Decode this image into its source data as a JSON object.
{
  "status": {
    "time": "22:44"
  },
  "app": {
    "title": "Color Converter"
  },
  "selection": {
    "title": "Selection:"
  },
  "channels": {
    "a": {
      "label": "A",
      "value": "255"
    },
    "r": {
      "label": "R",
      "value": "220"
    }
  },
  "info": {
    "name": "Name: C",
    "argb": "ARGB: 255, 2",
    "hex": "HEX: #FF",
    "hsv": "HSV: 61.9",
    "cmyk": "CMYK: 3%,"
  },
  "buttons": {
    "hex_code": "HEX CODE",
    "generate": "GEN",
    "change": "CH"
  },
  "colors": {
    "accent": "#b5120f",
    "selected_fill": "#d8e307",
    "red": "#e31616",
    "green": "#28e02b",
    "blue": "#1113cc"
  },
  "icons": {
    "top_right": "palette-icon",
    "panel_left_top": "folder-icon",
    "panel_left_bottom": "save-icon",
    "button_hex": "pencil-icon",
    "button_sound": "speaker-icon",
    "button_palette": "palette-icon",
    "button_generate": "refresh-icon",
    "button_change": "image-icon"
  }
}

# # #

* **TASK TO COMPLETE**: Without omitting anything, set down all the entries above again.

* **RESULT OF THIS EXERCISE**:
Decode this image into its source data as a JSON object.
{
  "status": {
    "time": "22:44"
  },
  "app": {
    "title": "Color Converter"
  },
  "selection": {
    "title": "Selection:"
  },
  "channels": {
    "a": {
      "label": "A",
      "value": "255"
    },
    "r": {
      "label": "R",
      "value": "220"
    }
  },
  "info": {
    "name": "Name: C",
    "argb": "ARGB: 255, 2",
    "hex": "HEX: #FF",
    "hsv": "HSV: 61.9",
    "cmyk": "CMYK: 3%,"
  },
  "buttons": {
    "hex_code": "HEX CODE",
    "generate": "GEN",
    "change": "CH"
  },
  "colors": {
    "accent": "#b5120f",
    "selected_fill": "#d8e307",
    "red": "#e31616",
    "green": "#28e02b",
    "blue": "#1113cc"
  },
  "icons": {
    "top_right": "palette-icon",
    "panel_left_top": "folder-icon",
    "panel_left_bottom": "save-icon",
    "button_hex": "pencil-icon",
    "button_sound": "speaker-icon",
    "button_palette": "palette-icon",
    "button_generate": "refresh-icon",
    "button_change": "image-icon"
  }
}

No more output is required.